The entries below must be copied exactly as they are.

■ **Data provided**
⟨
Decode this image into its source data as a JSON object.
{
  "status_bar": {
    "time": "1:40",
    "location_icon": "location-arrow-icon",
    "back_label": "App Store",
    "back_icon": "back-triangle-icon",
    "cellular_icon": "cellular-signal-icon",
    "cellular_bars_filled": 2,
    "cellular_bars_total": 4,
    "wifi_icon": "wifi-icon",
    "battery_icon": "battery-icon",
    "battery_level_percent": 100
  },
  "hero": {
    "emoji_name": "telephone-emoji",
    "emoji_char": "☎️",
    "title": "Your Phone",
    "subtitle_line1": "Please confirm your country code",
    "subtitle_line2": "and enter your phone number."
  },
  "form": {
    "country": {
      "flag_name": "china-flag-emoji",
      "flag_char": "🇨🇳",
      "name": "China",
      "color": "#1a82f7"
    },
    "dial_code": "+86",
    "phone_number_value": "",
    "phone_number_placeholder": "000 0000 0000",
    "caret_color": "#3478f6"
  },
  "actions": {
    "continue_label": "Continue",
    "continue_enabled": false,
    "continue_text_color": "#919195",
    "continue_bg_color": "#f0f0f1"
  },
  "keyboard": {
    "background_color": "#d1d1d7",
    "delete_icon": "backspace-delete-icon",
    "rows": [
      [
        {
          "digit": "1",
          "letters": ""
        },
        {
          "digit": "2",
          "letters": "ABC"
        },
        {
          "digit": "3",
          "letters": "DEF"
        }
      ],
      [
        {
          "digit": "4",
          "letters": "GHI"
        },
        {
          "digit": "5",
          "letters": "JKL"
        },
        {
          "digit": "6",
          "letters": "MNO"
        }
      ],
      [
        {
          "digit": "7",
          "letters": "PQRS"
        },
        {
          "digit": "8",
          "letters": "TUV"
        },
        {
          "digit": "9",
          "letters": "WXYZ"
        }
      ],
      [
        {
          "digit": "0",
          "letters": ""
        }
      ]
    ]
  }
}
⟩
■ **Answer to this task**
Decode this image into its source data as a JSON object.
{
  "status_bar": {
    "time": "1:40",
    "location_icon": "location-arrow-icon",
    "back_label": "App Store",
    "back_icon": "back-triangle-icon",
    "cellular_icon": "cellular-signal-icon",
    "cellular_bars_filled": 2,
    "cellular_bars_total": 4,
    "wifi_icon": "wifi-icon",
    "battery_icon": "battery-icon",
    "battery_level_percent": 100
  },
  "hero": {
    "emoji_name": "telephone-emoji",
    "emoji_char": "☎️",
    "title": "Your Phone",
    "subtitle_line1": "Please confirm your country code",
    "subtitle_line2": "and enter your phone number."
  },
  "form": {
    "country": {
      "flag_name": "china-flag-emoji",
      "flag_char": "🇨🇳",
      "name": "China",
      "color": "#1a82f7"
    },
    "dial_code": "+86",
    "phone_number_value": "",
    "phone_number_placeholder": "000 0000 0000",
    "caret_color": "#3478f6"
  },
  "actions": {
    "continue_label": "Continue",
    "continue_enabled": false,
    "continue_text_color": "#919195",
    "continue_bg_color": "#f0f0f1"
  },
  "keyboard": {
    "background_color": "#d1d1d7",
    "delete_icon": "backspace-delete-icon",
    "rows": [
      [
        {
          "digit": "1",
          "letters": ""
        },
        {
          "digit": "2",
          "letters": "ABC"
        },
        {
          "digit": "3",
          "letters": "DEF"
        }
      ],
      [
        {
          "digit": "4",
          "letters": "GHI"
        },
        {
          "digit": "5",
          "letters": "JKL"
        },
        {
          "digit": "6",
          "letters": "MNO"
        }
      ],
      [
        {
          "digit": "7",
          "letters": "PQRS"
        },
        {
          "digit": "8",
          "letters": "TUV"
        },
        {
          "digit": "9",
          "letters": "WXYZ"
        }
      ],
      [
        {
          "digit": "0",
          "letters": ""
        }
      ]
    ]
  }
}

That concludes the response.